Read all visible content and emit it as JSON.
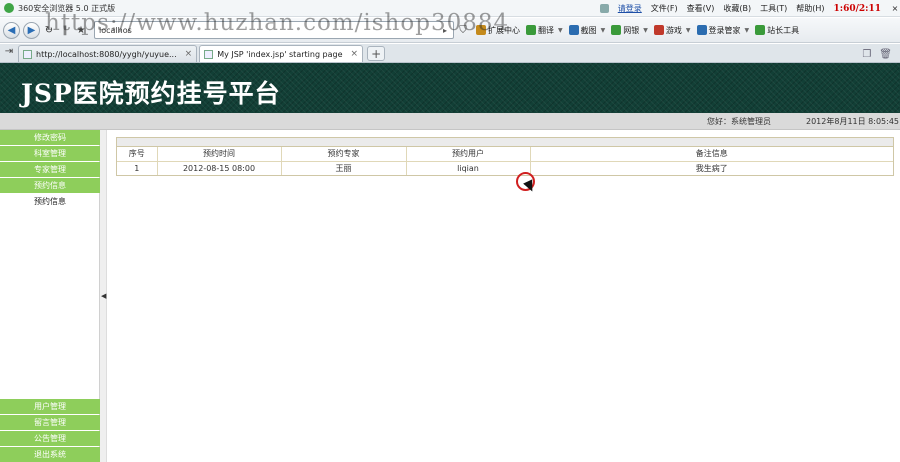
{
  "browser": {
    "title": "360安全浏览器 5.0 正式版",
    "menu": [
      "文件(F)",
      "查看(V)",
      "收藏(B)",
      "工具(T)",
      "帮助(H)"
    ],
    "login_link": "请登录",
    "clock": "1:60/2:11",
    "close": "×",
    "address": "localhos",
    "tools": [
      {
        "icon": "extensions-icon",
        "label": "扩展中心",
        "color": "#c48a1c"
      },
      {
        "icon": "translate-icon",
        "label": "翻译",
        "color": "#3a9a3a"
      },
      {
        "icon": "screenshot-icon",
        "label": "截图",
        "color": "#2b6cb0"
      },
      {
        "icon": "netbank-icon",
        "label": "网银",
        "color": "#3a9a3a"
      },
      {
        "icon": "games-icon",
        "label": "游戏",
        "color": "#c0392b"
      },
      {
        "icon": "login-manager-icon",
        "label": "登录管家",
        "color": "#2b6cb0"
      },
      {
        "icon": "webmaster-tools-icon",
        "label": "站长工具",
        "color": "#3a9a3a"
      }
    ],
    "tabs": [
      {
        "label": "http://localhost:8080/yygh/yuyue..."
      },
      {
        "label": "My JSP 'index.jsp' starting page"
      }
    ],
    "new_tab": "+"
  },
  "watermark": "https://www.huzhan.com/ishop30884",
  "header": {
    "title": "JSP医院预约挂号平台"
  },
  "infobar": {
    "greeting": "您好：系统管理员",
    "datetime": "2012年8月11日   8:05:45"
  },
  "sidebar": {
    "top_items": [
      "修改密码",
      "科室管理",
      "专家管理",
      "预约信息"
    ],
    "sub_item": "预约信息",
    "bottom_items": [
      "用户管理",
      "留言管理",
      "公告管理",
      "退出系统"
    ]
  },
  "table": {
    "headers": [
      "序号",
      "预约时间",
      "预约专家",
      "预约用户",
      "备注信息"
    ],
    "rows": [
      [
        "1",
        "2012-08-15 08:00",
        "王丽",
        "liqian",
        "我生病了"
      ]
    ]
  },
  "colors": {
    "header_bg": "#123f36",
    "menu_green": "#8ece5b",
    "click_ring": "#d02020"
  }
}
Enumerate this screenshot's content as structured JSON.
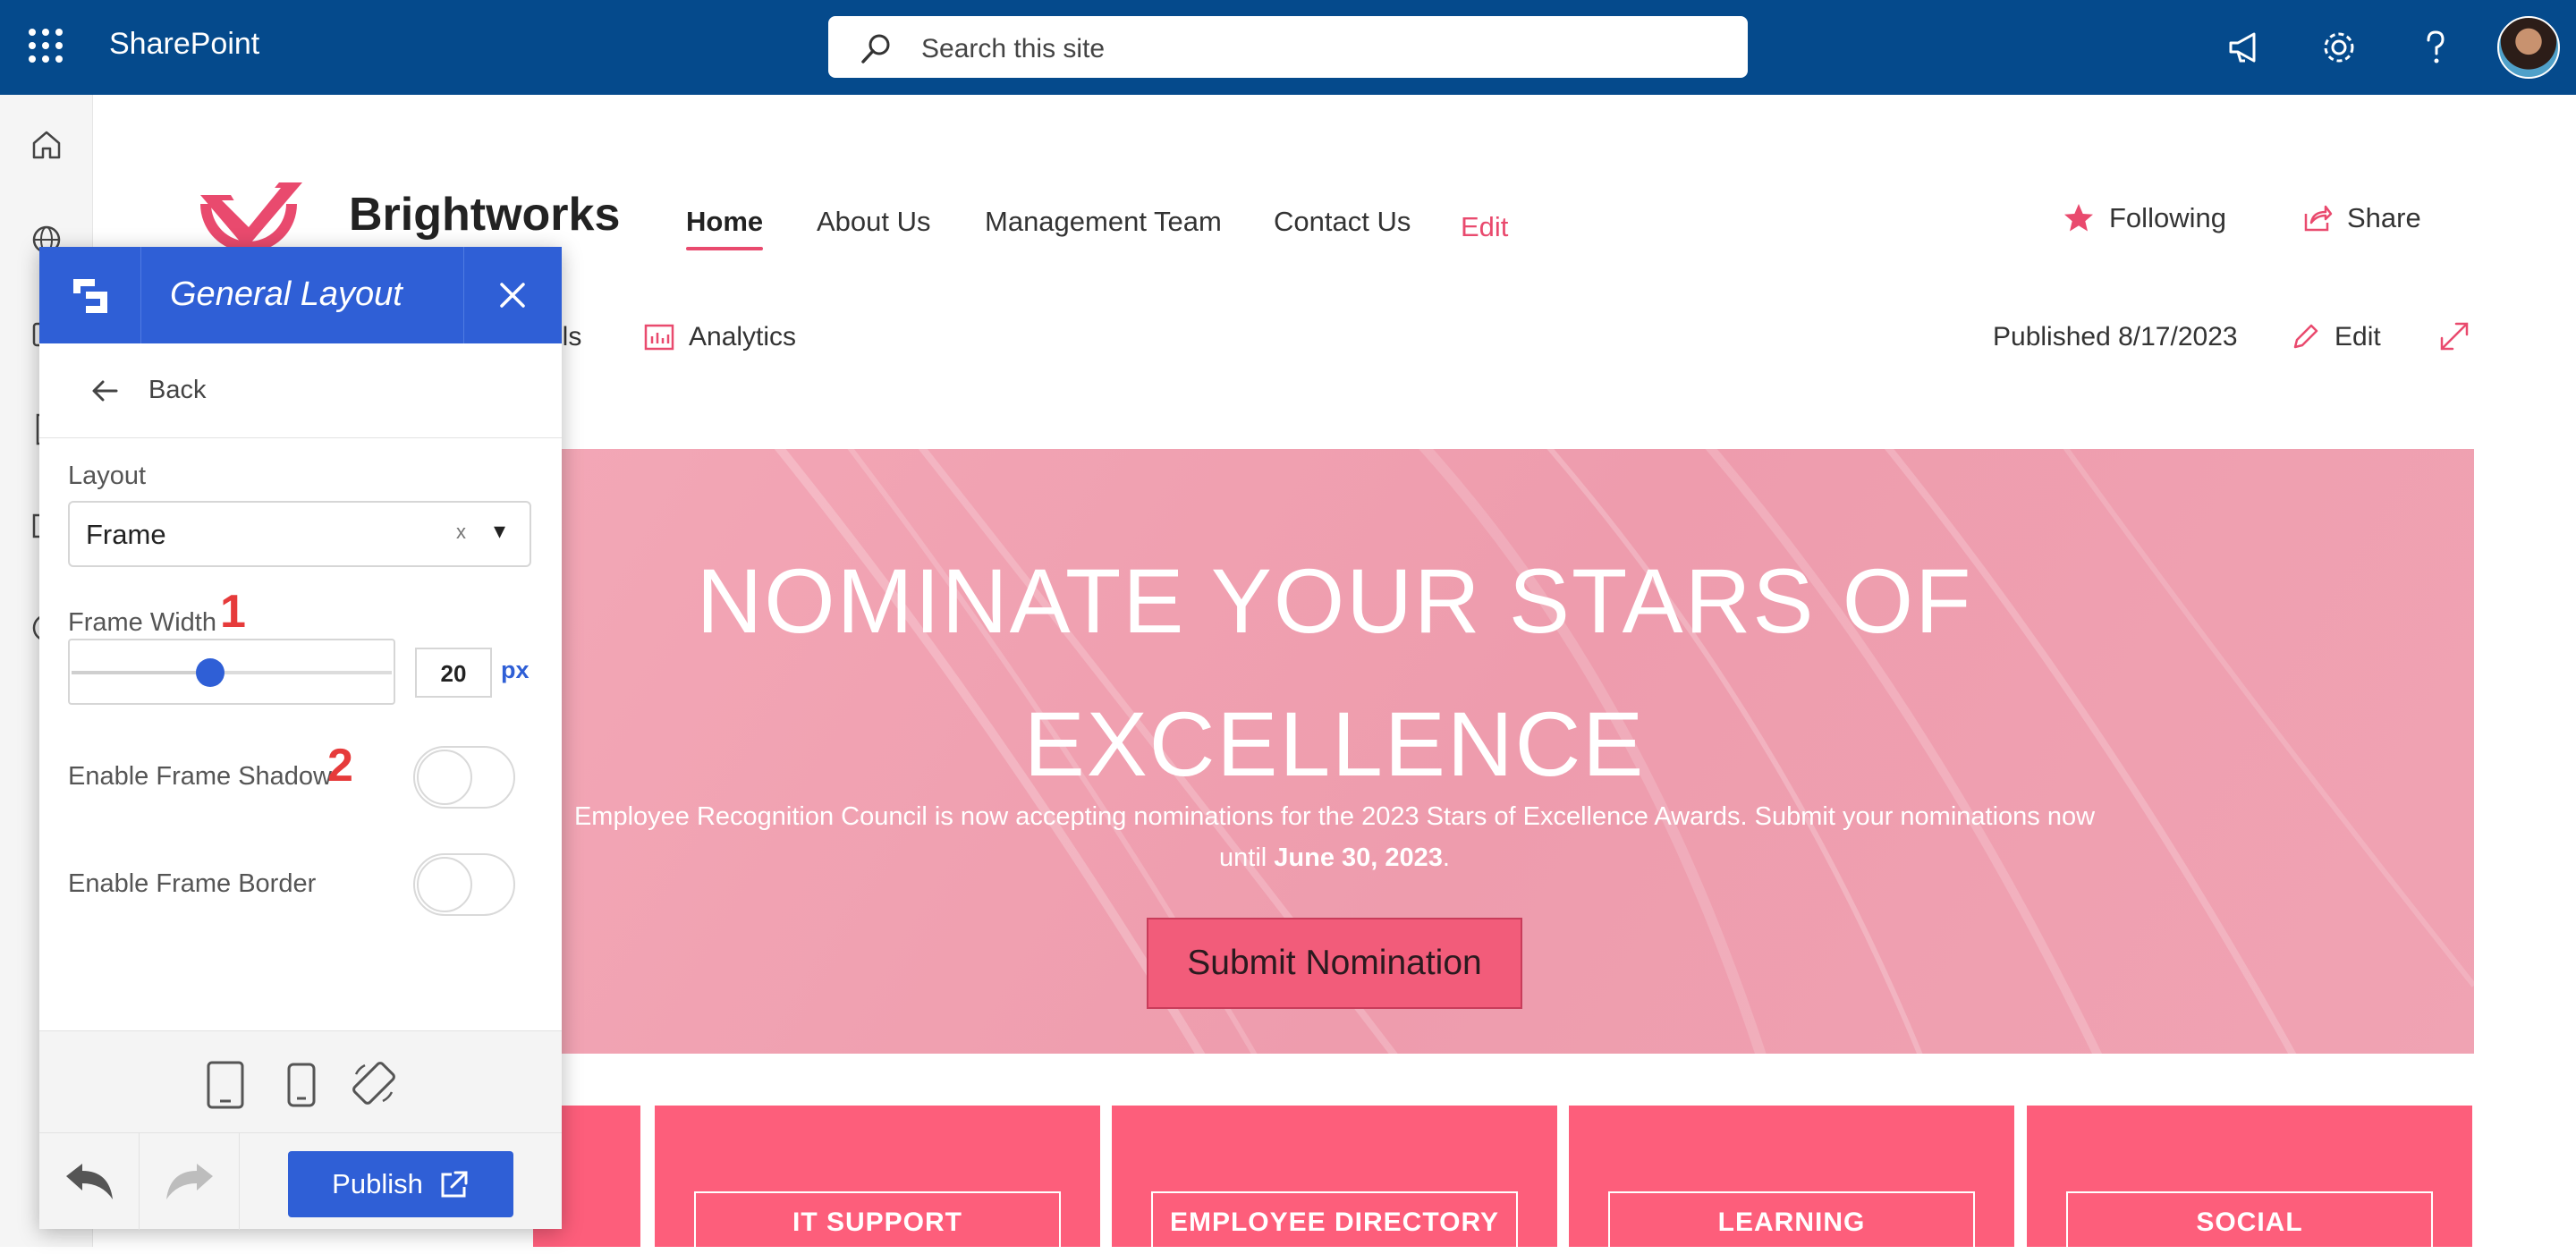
{
  "suite": {
    "brand": "SharePoint",
    "search_placeholder": "Search this site",
    "icons": [
      "waffle-icon",
      "megaphone-icon",
      "gear-icon",
      "help-icon",
      "avatar"
    ]
  },
  "rail": {
    "icons": [
      "home-icon",
      "globe-icon",
      "news-icon",
      "files-icon",
      "lists-icon",
      "create-icon"
    ]
  },
  "site": {
    "title": "Brightworks",
    "nav": [
      {
        "label": "Home",
        "active": true
      },
      {
        "label": "About Us"
      },
      {
        "label": "Management Team"
      },
      {
        "label": "Contact Us"
      },
      {
        "label": "Edit"
      }
    ],
    "following_label": "Following",
    "share_label": "Share"
  },
  "command_bar": {
    "details_fragment": "ils",
    "analytics_label": "Analytics",
    "published_label": "Published 8/17/2023",
    "edit_label": "Edit"
  },
  "hero": {
    "title_line1": "NOMINATE YOUR STARS OF",
    "title_line2": "EXCELLENCE",
    "subtitle_line1": "Employee Recognition Council is now accepting nominations for the 2023 Stars of Excellence Awards. Submit your nominations now",
    "subtitle_until": "until ",
    "subtitle_date": "June 30, 2023",
    "subtitle_end": ".",
    "button_label": "Submit Nomination"
  },
  "tiles": [
    "IT SUPPORT",
    "EMPLOYEE DIRECTORY",
    "LEARNING",
    "SOCIAL"
  ],
  "panel": {
    "title": "General Layout",
    "back_label": "Back",
    "layout_label": "Layout",
    "layout_value": "Frame",
    "frame_width_label": "Frame Width",
    "frame_width_value": "20",
    "frame_width_fraction": 0.42,
    "unit": "px",
    "shadow_label": "Enable Frame Shadow",
    "shadow_enabled": false,
    "border_label": "Enable Frame Border",
    "border_enabled": false,
    "marker_1": "1",
    "marker_2": "2",
    "publish_label": "Publish",
    "clear_symbol": "x",
    "dropdown_symbol": "▾"
  },
  "colors": {
    "suite_bar": "#054a8c",
    "accent_pink": "#e94a6e",
    "tile_pink": "#fd5e7b",
    "panel_blue": "#2f5fd6",
    "marker_red": "#e63b3b"
  }
}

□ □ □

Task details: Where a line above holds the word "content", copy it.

Exercise result:
Read all visible content and emit it as JSON.
Enumerate this screenshot's content as structured JSON.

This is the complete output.